• **ASSIGNMENT**: Drop the pictures, then repeat every record exactly as it stands.

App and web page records
==============================

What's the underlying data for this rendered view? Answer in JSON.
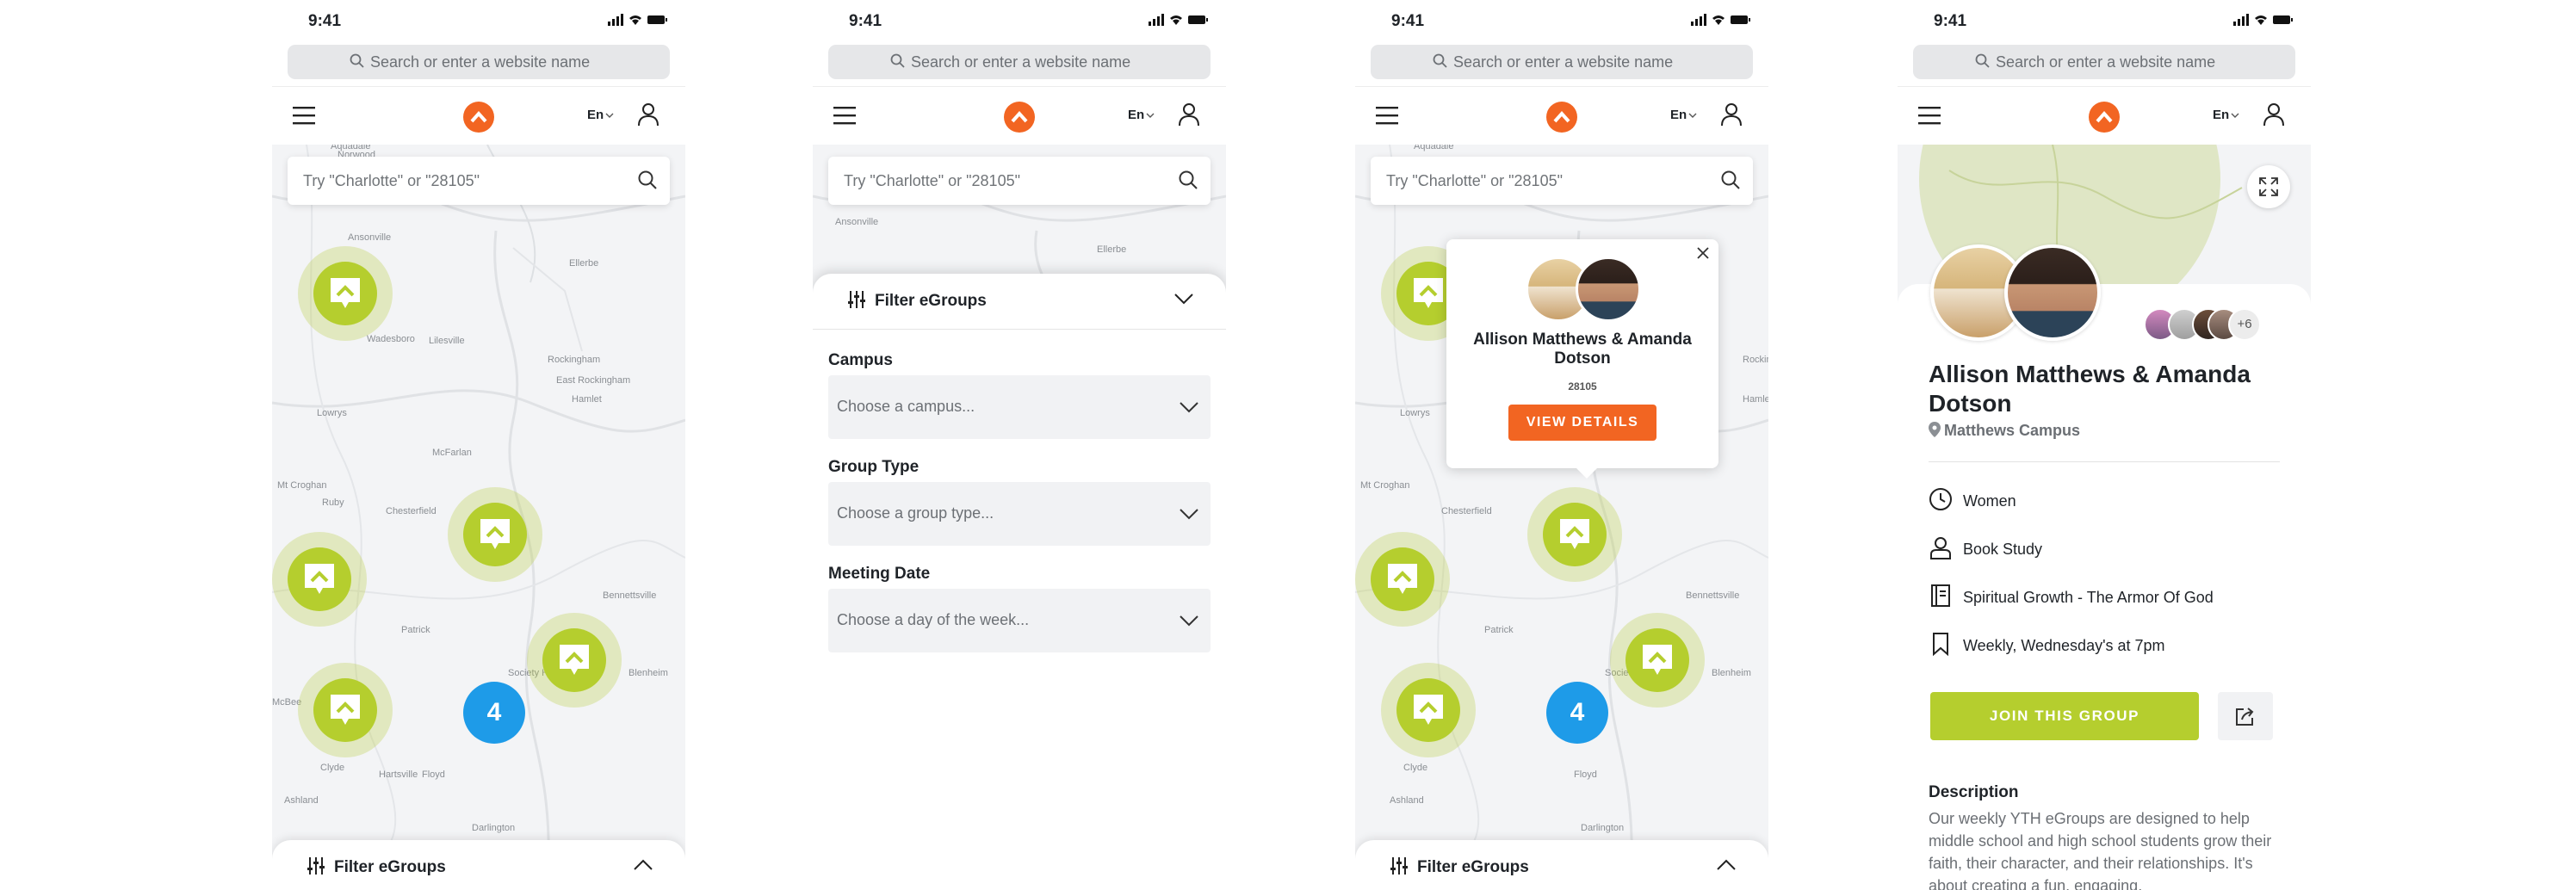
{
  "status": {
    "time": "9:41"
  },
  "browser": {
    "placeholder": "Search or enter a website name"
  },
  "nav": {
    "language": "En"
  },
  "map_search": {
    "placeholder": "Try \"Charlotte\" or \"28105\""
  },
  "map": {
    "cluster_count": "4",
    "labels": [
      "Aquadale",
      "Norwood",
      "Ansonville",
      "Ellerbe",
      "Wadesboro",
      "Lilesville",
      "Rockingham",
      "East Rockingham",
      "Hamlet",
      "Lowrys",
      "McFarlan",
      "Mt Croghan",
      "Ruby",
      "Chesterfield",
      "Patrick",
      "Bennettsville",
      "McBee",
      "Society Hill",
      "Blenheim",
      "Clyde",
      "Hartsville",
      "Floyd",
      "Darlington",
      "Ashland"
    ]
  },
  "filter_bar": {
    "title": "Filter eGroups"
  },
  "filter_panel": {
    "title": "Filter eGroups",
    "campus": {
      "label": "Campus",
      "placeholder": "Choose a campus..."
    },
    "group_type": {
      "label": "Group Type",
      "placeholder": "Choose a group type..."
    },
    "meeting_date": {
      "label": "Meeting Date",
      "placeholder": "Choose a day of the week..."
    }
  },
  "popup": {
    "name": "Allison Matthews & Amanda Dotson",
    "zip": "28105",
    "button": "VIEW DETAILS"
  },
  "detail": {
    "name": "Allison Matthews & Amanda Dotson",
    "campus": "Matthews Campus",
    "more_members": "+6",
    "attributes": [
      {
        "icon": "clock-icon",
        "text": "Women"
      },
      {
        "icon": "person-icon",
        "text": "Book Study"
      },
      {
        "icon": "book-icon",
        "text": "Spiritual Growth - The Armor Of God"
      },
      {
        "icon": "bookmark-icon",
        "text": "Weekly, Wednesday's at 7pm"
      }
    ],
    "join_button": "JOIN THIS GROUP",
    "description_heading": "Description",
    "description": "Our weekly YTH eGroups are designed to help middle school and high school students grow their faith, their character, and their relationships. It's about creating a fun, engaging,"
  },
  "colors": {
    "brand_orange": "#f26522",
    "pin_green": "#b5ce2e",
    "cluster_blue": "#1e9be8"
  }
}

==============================

• **SOLUTION TO THIS EXERCISE**:
What's the underlying data for this rendered view? Answer in JSON.
{
  "status": {
    "time": "9:41"
  },
  "browser": {
    "placeholder": "Search or enter a website name"
  },
  "nav": {
    "language": "En"
  },
  "map_search": {
    "placeholder": "Try \"Charlotte\" or \"28105\""
  },
  "map": {
    "cluster_count": "4",
    "labels": [
      "Aquadale",
      "Norwood",
      "Ansonville",
      "Ellerbe",
      "Wadesboro",
      "Lilesville",
      "Rockingham",
      "East Rockingham",
      "Hamlet",
      "Lowrys",
      "McFarlan",
      "Mt Croghan",
      "Ruby",
      "Chesterfield",
      "Patrick",
      "Bennettsville",
      "McBee",
      "Society Hill",
      "Blenheim",
      "Clyde",
      "Hartsville",
      "Floyd",
      "Darlington",
      "Ashland"
    ]
  },
  "filter_bar": {
    "title": "Filter eGroups"
  },
  "filter_panel": {
    "title": "Filter eGroups",
    "campus": {
      "label": "Campus",
      "placeholder": "Choose a campus..."
    },
    "group_type": {
      "label": "Group Type",
      "placeholder": "Choose a group type..."
    },
    "meeting_date": {
      "label": "Meeting Date",
      "placeholder": "Choose a day of the week..."
    }
  },
  "popup": {
    "name": "Allison Matthews & Amanda Dotson",
    "zip": "28105",
    "button": "VIEW DETAILS"
  },
  "detail": {
    "name": "Allison Matthews & Amanda Dotson",
    "campus": "Matthews Campus",
    "more_members": "+6",
    "attributes": [
      {
        "icon": "clock-icon",
        "text": "Women"
      },
      {
        "icon": "person-icon",
        "text": "Book Study"
      },
      {
        "icon": "book-icon",
        "text": "Spiritual Growth - The Armor Of God"
      },
      {
        "icon": "bookmark-icon",
        "text": "Weekly, Wednesday's at 7pm"
      }
    ],
    "join_button": "JOIN THIS GROUP",
    "description_heading": "Description",
    "description": "Our weekly YTH eGroups are designed to help middle school and high school students grow their faith, their character, and their relationships. It's about creating a fun, engaging,"
  },
  "colors": {
    "brand_orange": "#f26522",
    "pin_green": "#b5ce2e",
    "cluster_blue": "#1e9be8"
  }
}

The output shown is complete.